In what could be considered his curatorial statement, Zuniga writes, “When Pancho Villa died, he reportedly said, ‘Don’t let it end like this. Tell them I said something.’ Well, end how, then? And say what?” In what may be the least understated example of “what to say,” comedian Eugene Mirman’s giddily self-aggrandizing “How Do I Want to Be Remembered?” supplies the viewer with a solid two minutes of nonstop theoretical epitaphs. One of the most memorable sentiments involves his condoning of any posthumous remembrances inadvertently comparing his life story to that of X-Men character Wolverine, or somehow implying that he was probably magical. While simply staring into the camera in a static shot, Mirman rattles off what sounds almost like a spontaneous listing of all the potential variations of awesomeness he’d like attached to his name once he’s slipped the surly bonds of earth.  Presumably, this will be to assume his rightful place as some kind of invisible, supernatural space lord.

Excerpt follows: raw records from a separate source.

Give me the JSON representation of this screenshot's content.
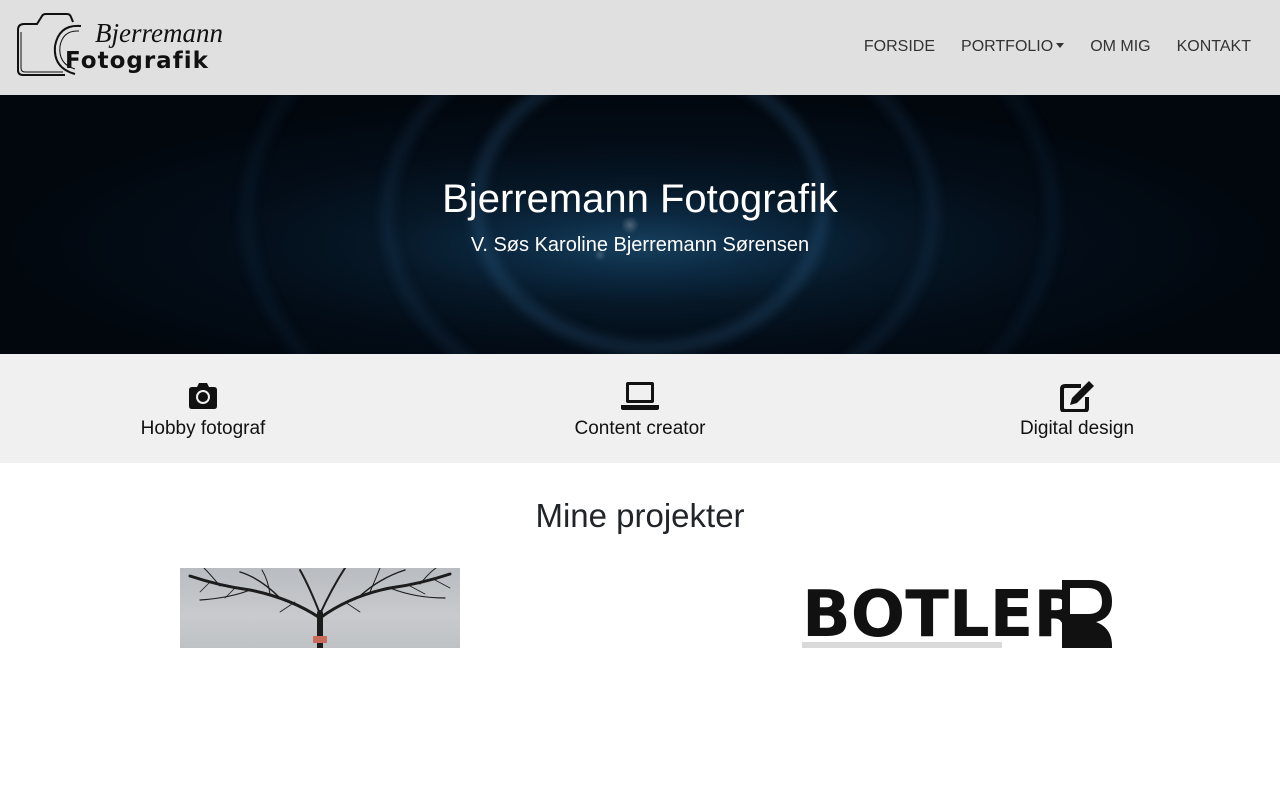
{
  "logo": {
    "script_text": "Bjerremann",
    "word_text": "Fotografik"
  },
  "nav": {
    "items": [
      {
        "label": "FORSIDE"
      },
      {
        "label": "PORTFOLIO",
        "dropdown": true
      },
      {
        "label": "OM MIG"
      },
      {
        "label": "KONTAKT"
      }
    ]
  },
  "hero": {
    "title": "Bjerremann Fotografik",
    "subtitle": "V. Søs Karoline Bjerremann Sørensen"
  },
  "features": [
    {
      "label": "Hobby fotograf",
      "icon": "camera-icon"
    },
    {
      "label": "Content creator",
      "icon": "laptop-icon"
    },
    {
      "label": "Digital design",
      "icon": "edit-icon"
    }
  ],
  "projects": {
    "title": "Mine projekter",
    "logo_text": "BOTLER"
  },
  "colors": {
    "navbar_bg": "#e0e0e0",
    "features_bg": "#f0f0f0",
    "hero_bg": "#0c2a43"
  }
}
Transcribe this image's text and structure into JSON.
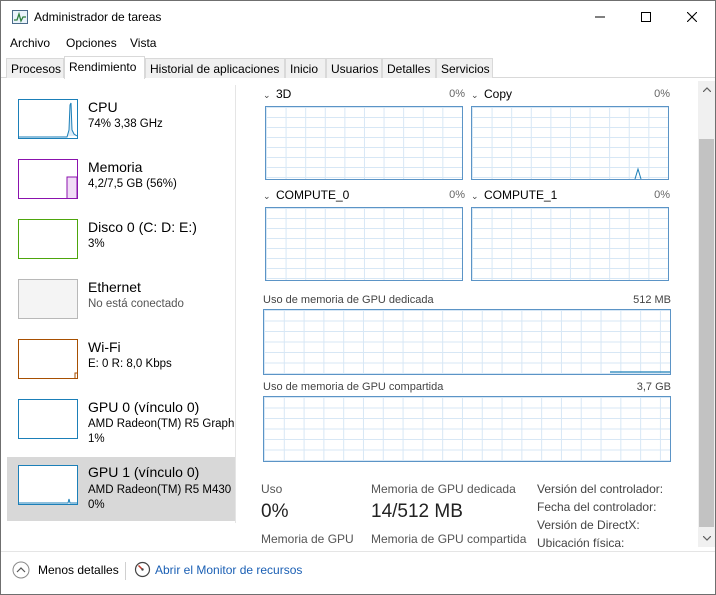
{
  "window": {
    "title": "Administrador de tareas"
  },
  "menu": [
    "Archivo",
    "Opciones",
    "Vista"
  ],
  "tabs": [
    {
      "label": "Procesos",
      "active": false
    },
    {
      "label": "Rendimiento",
      "active": true
    },
    {
      "label": "Historial de aplicaciones",
      "active": false
    },
    {
      "label": "Inicio",
      "active": false
    },
    {
      "label": "Usuarios",
      "active": false
    },
    {
      "label": "Detalles",
      "active": false
    },
    {
      "label": "Servicios",
      "active": false
    }
  ],
  "sidebar": {
    "items": [
      {
        "name": "CPU",
        "sub": "74%  3,38 GHz",
        "color": "#1b7fb8"
      },
      {
        "name": "Memoria",
        "sub": "4,2/7,5 GB (56%)",
        "color": "#8b12ae"
      },
      {
        "name": "Disco 0 (C: D: E:)",
        "sub": "3%",
        "color": "#4da60c"
      },
      {
        "name": "Ethernet",
        "sub": "No está conectado",
        "color": "#b0b0b0"
      },
      {
        "name": "Wi-Fi",
        "sub": "E: 0 R: 8,0 Kbps",
        "color": "#a74f01"
      },
      {
        "name": "GPU 0 (vínculo 0)",
        "sub": "AMD Radeon(TM) R5 Graph",
        "sub2": "1%",
        "color": "#1b7fb8"
      },
      {
        "name": "GPU 1 (vínculo 0)",
        "sub": "AMD Radeon(TM) R5 M430",
        "sub2": "0%",
        "color": "#1b7fb8"
      }
    ]
  },
  "graphs": {
    "g3d": {
      "label": "3D",
      "pct": "0%"
    },
    "copy": {
      "label": "Copy",
      "pct": "0%"
    },
    "compute0": {
      "label": "COMPUTE_0",
      "pct": "0%"
    },
    "compute1": {
      "label": "COMPUTE_1",
      "pct": "0%"
    },
    "dedicated": {
      "label": "Uso de memoria de GPU dedicada",
      "max": "512 MB"
    },
    "shared": {
      "label": "Uso de memoria de GPU compartida",
      "max": "3,7 GB"
    }
  },
  "stats": {
    "usage_label": "Uso",
    "usage_value": "0%",
    "dedicated_label": "Memoria de GPU dedicada",
    "dedicated_value": "14/512 MB",
    "gpu_mem_label": "Memoria de GPU",
    "shared_label": "Memoria de GPU compartida"
  },
  "info": {
    "driver_version": "Versión del controlador:",
    "driver_date": "Fecha del controlador:",
    "directx": "Versión de DirectX:",
    "location": "Ubicación física:"
  },
  "footer": {
    "less_details": "Menos detalles",
    "open_monitor": "Abrir el Monitor de recursos"
  },
  "colors": {
    "accent": "#1b7fb8",
    "link": "#1a5fb4",
    "selected_bg": "#d8d8d8"
  }
}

Others take an equally wry, if less epic, approach toward their impending inexistence. Alan Zweibel’s “The Last Laugh” at first appears to be a simple template for a headstone, stating his roles in life as parent, son, and husband, but ultimately it informs the reader that, if she can read this tribute, it means she is standing six feet directly above his “former penis.” Abraham Smith’s untitled installation deals not with the quiet aftermath of death (or with an awkward moment in a cemetery standing above someone’s former genitals) but the circumstance leading to it, implying the artist met his demise by a falling icicle while fishing, scrawling his last words (a haiku) in the snow with “a used Cheeto.” Sam Lipsyte avoids the heavy task of pondering his personal hereafter altogether by offering what he claims is not, in fact, a submission for the exhibition, but rather a typed apology for his inability to contribute any work, along with vague mention that the piece may as well lie on the ground, where people could readily stomp on it or otherwise destroy it. Carefully honoring the artist’s stated “last” wishes, this piece is mounted on the floor, next to a paper shredder. All this effervescent, convoluted pageantry spanning all possible media amounts to the best sendoff possible, some kind of magically absurd legacy of hilarity.

Let it End Like This isn’t all gloriously improbable death-while-waiting-for-an-Italian-beef-sandwich (as in Chris Bower’s memorial wall) and posthumous self-aggrandizement, of course. Some of the most deceptively dry, uncomplicated works may resonate most deeply. Zuniga’s “Epilogue,” in many ways the cornerstone of the entire show, is a handwritten note on torn paper, explaining essentially that nothing is certain beyond this moment, and revealing two brief, sweet childhood anecdotes. This is revealed to be a note written by Zuniga’s mother, on assignment to “Create her own obituary,” for her son’s nascent exhibit, discovered shortly after her death. Yes, Zuniga conceived of this exhibition, asked his mom to participate, and she died unexpectedly before she could witness her own inclusion. Ouch. Oh! But even more emotional punishment awaits: “Carlos,” a single channel video by Elna Baker with Peter Burr, simply depicts footage of a small dog waiting with such patience by a window, offset by friendly pink text reading merely, “You didn’t come home.” At which point the viewer might plausibly find herself suddenly blinking back tears and rushing toward the videos playing in the back of the gallery, in the hope of catching Eugene Mirman describe his uncanny similarity to various superheroes; anything to staunch this awkward Hallmark™ moment.


MAY 2011

All Issues